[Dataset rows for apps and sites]
■ ■ ■

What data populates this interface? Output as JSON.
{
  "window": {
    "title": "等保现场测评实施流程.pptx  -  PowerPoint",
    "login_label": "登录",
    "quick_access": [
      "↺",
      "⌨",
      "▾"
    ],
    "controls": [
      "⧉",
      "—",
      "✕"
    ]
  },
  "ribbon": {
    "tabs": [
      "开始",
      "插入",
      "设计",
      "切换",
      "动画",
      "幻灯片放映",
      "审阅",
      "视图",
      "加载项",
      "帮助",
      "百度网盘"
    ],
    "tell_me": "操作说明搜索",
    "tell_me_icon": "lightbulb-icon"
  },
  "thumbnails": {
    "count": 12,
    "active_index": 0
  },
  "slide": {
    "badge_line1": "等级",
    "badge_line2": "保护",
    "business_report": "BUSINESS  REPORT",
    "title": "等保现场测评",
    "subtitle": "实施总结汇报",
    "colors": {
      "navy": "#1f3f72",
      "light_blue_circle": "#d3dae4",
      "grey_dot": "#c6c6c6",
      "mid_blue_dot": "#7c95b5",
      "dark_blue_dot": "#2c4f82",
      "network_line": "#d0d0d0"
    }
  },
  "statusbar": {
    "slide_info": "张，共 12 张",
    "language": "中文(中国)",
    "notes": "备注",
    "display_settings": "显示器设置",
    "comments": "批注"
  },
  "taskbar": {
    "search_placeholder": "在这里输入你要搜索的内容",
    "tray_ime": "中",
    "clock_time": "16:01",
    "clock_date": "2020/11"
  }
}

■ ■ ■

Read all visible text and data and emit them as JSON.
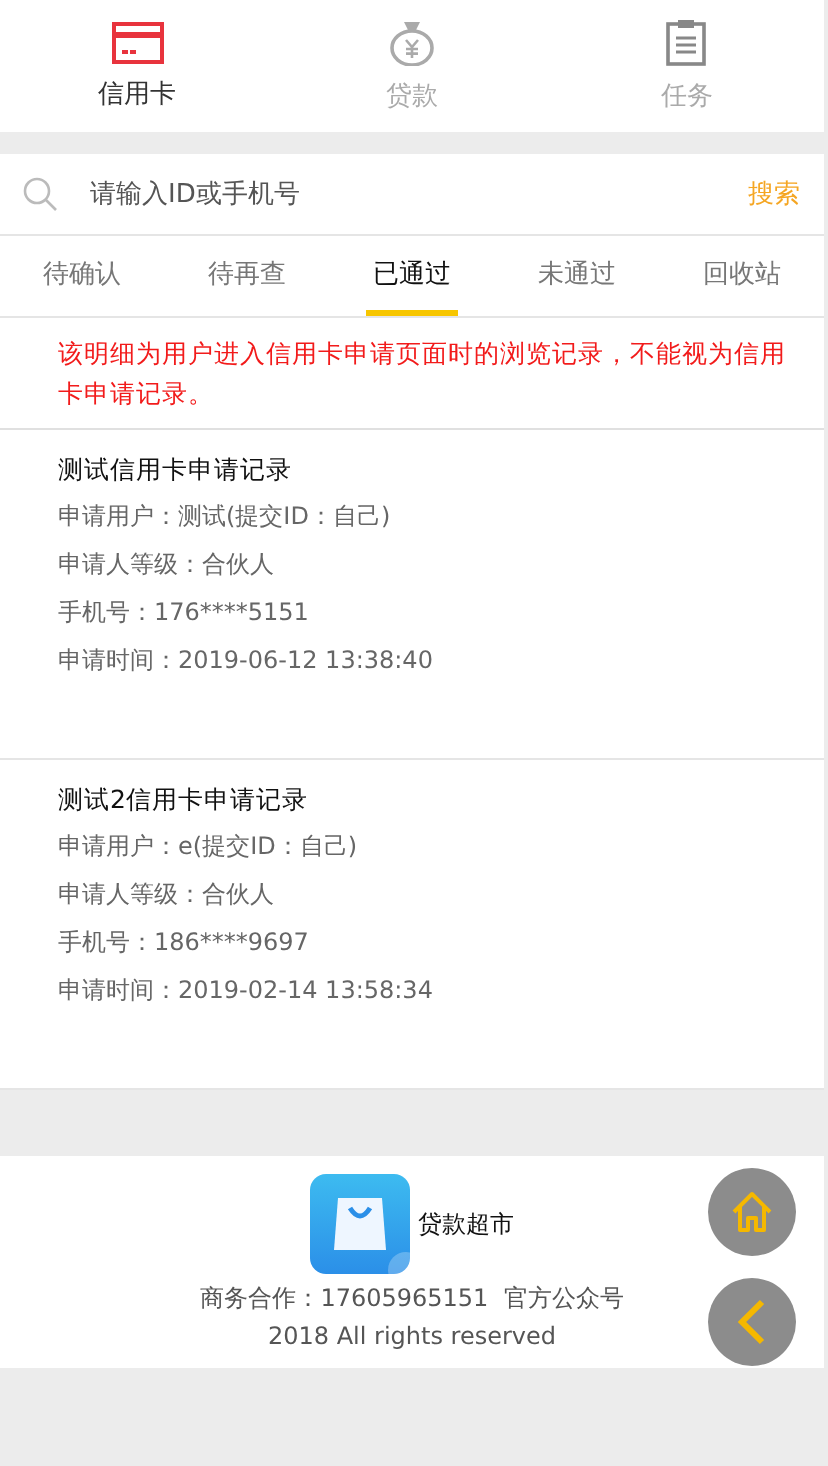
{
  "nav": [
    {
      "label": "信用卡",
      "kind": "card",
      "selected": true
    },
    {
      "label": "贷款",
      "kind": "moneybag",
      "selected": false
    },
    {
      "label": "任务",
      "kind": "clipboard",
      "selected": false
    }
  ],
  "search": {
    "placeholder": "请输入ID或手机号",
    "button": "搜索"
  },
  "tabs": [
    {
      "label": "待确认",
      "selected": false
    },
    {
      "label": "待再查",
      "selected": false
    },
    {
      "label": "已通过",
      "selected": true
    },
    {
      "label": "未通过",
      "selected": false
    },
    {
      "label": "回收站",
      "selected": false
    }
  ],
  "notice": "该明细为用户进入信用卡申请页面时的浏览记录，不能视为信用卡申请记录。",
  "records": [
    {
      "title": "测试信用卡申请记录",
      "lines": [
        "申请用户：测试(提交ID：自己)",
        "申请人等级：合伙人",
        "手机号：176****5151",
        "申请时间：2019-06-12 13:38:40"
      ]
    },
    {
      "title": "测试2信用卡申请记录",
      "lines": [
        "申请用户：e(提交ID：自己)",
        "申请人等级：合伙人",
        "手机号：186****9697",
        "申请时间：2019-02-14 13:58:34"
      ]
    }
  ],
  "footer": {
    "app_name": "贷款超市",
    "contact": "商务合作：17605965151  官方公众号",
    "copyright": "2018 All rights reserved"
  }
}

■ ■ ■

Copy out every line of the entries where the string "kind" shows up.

■ **TASK RESULT**
      "kind": "card",
      "kind": "moneybag",
      "kind": "clipboard",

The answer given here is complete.